- _TASK BRIEF_: Each record below must be returned exactly as shown.

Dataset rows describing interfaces
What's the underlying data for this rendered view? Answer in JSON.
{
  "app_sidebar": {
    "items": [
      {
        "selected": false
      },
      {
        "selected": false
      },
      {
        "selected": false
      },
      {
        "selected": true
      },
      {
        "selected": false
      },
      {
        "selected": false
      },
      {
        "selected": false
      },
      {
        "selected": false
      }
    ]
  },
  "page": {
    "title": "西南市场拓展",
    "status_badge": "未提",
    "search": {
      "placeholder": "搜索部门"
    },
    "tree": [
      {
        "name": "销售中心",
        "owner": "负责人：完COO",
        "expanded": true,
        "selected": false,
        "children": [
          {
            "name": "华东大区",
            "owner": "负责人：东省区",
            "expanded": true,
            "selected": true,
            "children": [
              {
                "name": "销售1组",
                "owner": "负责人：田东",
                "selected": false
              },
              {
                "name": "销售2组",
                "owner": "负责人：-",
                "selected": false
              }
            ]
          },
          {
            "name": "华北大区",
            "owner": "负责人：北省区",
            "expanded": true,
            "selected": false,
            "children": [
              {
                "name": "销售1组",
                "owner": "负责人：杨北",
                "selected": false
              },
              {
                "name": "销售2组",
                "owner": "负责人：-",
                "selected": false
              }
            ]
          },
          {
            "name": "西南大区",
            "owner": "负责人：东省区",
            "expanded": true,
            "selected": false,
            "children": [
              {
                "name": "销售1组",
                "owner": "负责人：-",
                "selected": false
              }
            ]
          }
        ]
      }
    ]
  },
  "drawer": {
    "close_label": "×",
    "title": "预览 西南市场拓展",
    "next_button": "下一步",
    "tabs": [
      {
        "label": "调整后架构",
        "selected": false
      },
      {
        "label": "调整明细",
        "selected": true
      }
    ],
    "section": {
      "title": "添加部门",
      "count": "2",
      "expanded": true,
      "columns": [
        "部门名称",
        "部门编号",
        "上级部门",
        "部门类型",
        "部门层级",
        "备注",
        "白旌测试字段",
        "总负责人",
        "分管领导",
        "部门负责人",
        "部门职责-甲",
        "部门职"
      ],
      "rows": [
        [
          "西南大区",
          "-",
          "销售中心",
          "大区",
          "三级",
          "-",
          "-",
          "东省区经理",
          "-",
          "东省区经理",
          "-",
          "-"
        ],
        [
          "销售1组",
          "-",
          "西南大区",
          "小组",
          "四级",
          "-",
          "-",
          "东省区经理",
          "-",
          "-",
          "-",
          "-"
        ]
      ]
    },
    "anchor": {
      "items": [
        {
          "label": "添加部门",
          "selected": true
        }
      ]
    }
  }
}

- _OUTPUT OF THE EXERCISE_:
What's the underlying data for this rendered view? Answer in JSON.
{
  "app_sidebar": {
    "items": [
      {
        "selected": false
      },
      {
        "selected": false
      },
      {
        "selected": false
      },
      {
        "selected": true
      },
      {
        "selected": false
      },
      {
        "selected": false
      },
      {
        "selected": false
      },
      {
        "selected": false
      }
    ]
  },
  "page": {
    "title": "西南市场拓展",
    "status_badge": "未提",
    "search": {
      "placeholder": "搜索部门"
    },
    "tree": [
      {
        "name": "销售中心",
        "owner": "负责人：完COO",
        "expanded": true,
        "selected": false,
        "children": [
          {
            "name": "华东大区",
            "owner": "负责人：东省区",
            "expanded": true,
            "selected": true,
            "children": [
              {
                "name": "销售1组",
                "owner": "负责人：田东",
                "selected": false
              },
              {
                "name": "销售2组",
                "owner": "负责人：-",
                "selected": false
              }
            ]
          },
          {
            "name": "华北大区",
            "owner": "负责人：北省区",
            "expanded": true,
            "selected": false,
            "children": [
              {
                "name": "销售1组",
                "owner": "负责人：杨北",
                "selected": false
              },
              {
                "name": "销售2组",
                "owner": "负责人：-",
                "selected": false
              }
            ]
          },
          {
            "name": "西南大区",
            "owner": "负责人：东省区",
            "expanded": true,
            "selected": false,
            "children": [
              {
                "name": "销售1组",
                "owner": "负责人：-",
                "selected": false
              }
            ]
          }
        ]
      }
    ]
  },
  "drawer": {
    "close_label": "×",
    "title": "预览 西南市场拓展",
    "next_button": "下一步",
    "tabs": [
      {
        "label": "调整后架构",
        "selected": false
      },
      {
        "label": "调整明细",
        "selected": true
      }
    ],
    "section": {
      "title": "添加部门",
      "count": "2",
      "expanded": true,
      "columns": [
        "部门名称",
        "部门编号",
        "上级部门",
        "部门类型",
        "部门层级",
        "备注",
        "白旌测试字段",
        "总负责人",
        "分管领导",
        "部门负责人",
        "部门职责-甲",
        "部门职"
      ],
      "rows": [
        [
          "西南大区",
          "-",
          "销售中心",
          "大区",
          "三级",
          "-",
          "-",
          "东省区经理",
          "-",
          "东省区经理",
          "-",
          "-"
        ],
        [
          "销售1组",
          "-",
          "西南大区",
          "小组",
          "四级",
          "-",
          "-",
          "东省区经理",
          "-",
          "-",
          "-",
          "-"
        ]
      ]
    },
    "anchor": {
      "items": [
        {
          "label": "添加部门",
          "selected": true
        }
      ]
    }
  }
}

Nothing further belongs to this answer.